- Your instructions:
Where "liked" appears in a line of the entries below, that line should be copied.

- Information supplied:
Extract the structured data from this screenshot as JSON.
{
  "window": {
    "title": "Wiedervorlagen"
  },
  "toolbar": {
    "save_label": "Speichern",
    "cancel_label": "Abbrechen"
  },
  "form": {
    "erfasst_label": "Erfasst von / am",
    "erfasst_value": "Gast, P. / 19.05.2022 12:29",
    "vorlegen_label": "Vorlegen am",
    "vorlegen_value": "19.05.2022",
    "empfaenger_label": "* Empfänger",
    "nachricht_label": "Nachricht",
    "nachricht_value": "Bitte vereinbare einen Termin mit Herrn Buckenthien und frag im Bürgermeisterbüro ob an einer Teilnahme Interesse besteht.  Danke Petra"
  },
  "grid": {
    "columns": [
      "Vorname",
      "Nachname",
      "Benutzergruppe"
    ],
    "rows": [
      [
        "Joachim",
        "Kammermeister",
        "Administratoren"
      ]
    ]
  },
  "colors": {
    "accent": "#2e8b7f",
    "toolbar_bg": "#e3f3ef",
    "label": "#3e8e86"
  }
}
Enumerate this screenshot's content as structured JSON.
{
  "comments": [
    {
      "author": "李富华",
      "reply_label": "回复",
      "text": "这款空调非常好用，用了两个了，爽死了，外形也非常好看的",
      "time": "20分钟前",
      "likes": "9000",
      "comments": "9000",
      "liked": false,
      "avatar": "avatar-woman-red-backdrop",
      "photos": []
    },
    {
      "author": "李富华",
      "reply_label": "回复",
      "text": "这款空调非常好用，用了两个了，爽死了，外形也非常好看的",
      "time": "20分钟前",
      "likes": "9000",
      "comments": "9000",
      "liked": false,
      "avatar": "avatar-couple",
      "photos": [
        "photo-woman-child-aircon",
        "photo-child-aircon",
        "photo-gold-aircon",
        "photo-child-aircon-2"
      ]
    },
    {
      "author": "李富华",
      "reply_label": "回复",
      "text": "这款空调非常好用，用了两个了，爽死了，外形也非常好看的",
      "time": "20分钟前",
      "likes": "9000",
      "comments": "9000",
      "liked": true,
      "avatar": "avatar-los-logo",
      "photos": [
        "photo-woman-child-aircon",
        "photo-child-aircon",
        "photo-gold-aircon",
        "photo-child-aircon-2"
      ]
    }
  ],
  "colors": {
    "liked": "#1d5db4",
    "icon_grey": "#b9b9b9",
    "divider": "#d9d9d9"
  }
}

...

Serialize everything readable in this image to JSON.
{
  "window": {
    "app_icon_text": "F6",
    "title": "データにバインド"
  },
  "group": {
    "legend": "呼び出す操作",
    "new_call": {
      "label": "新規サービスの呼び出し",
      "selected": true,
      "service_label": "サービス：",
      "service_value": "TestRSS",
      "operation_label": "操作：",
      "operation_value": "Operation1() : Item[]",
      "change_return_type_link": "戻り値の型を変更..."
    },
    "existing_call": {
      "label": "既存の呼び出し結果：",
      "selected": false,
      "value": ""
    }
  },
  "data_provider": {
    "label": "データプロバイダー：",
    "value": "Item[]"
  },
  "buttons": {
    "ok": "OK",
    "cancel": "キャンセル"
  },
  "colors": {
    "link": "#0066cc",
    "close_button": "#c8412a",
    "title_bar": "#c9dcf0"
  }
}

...

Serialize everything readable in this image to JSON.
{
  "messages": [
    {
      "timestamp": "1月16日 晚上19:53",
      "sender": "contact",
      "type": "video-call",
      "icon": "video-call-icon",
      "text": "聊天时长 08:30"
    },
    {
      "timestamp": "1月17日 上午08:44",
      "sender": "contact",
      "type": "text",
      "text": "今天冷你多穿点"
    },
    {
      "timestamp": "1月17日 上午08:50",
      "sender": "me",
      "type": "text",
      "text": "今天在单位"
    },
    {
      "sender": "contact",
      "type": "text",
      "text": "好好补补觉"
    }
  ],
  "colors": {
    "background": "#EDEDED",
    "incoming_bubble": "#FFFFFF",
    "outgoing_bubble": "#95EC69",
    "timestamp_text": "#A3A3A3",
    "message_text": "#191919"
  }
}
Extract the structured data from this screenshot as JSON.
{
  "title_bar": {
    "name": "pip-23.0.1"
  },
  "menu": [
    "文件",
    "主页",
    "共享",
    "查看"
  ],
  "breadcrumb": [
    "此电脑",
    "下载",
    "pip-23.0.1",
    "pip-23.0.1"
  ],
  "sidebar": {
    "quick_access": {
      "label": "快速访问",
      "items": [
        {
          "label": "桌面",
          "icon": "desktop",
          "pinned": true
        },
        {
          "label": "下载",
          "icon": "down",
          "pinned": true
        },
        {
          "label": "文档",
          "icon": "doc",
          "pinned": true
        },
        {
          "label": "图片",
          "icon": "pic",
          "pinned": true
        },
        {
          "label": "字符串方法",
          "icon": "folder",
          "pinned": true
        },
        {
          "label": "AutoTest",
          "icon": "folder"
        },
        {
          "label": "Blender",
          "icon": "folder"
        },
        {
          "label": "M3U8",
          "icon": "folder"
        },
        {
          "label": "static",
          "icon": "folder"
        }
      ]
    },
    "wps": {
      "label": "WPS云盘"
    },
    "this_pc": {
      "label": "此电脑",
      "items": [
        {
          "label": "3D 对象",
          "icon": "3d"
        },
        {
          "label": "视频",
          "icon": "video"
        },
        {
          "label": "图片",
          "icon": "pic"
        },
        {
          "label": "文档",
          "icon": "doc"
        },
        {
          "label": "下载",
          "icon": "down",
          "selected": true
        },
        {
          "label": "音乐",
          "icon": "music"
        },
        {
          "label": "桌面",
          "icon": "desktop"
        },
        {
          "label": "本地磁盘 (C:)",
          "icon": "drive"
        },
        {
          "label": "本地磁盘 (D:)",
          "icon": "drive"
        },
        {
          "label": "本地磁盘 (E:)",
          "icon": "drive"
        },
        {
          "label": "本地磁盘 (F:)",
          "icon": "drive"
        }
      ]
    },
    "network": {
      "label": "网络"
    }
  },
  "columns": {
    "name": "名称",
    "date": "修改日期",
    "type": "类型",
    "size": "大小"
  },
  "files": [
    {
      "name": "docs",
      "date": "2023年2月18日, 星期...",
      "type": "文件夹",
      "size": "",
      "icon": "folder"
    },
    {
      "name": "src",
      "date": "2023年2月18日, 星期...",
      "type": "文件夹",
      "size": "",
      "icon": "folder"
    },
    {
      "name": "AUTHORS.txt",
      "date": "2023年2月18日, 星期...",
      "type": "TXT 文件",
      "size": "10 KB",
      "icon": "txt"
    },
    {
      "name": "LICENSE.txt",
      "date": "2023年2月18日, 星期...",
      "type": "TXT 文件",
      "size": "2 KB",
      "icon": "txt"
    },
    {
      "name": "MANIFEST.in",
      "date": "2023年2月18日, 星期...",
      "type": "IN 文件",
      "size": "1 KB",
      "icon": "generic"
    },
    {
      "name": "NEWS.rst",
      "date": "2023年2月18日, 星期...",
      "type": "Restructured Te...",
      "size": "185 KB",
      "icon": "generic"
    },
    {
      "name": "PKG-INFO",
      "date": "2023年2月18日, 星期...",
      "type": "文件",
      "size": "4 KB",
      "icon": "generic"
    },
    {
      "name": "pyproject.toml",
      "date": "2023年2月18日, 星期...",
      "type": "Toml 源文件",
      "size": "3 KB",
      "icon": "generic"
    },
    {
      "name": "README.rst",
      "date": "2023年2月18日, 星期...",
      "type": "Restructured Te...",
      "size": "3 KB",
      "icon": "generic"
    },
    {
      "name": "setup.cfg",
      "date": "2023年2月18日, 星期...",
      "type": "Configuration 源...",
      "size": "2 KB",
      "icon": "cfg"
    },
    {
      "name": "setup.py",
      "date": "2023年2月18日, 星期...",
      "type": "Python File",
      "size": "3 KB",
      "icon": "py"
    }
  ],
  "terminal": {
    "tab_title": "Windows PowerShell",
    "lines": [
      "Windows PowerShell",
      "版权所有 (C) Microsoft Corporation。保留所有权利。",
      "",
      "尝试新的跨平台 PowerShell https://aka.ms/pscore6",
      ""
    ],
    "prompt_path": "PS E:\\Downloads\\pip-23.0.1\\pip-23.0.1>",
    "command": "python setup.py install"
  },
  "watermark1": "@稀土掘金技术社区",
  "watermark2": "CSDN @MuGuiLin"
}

- Exercise answer:
      "liked": false,
      "liked": false,
      "liked": true,
    "liked": "#1d5db4",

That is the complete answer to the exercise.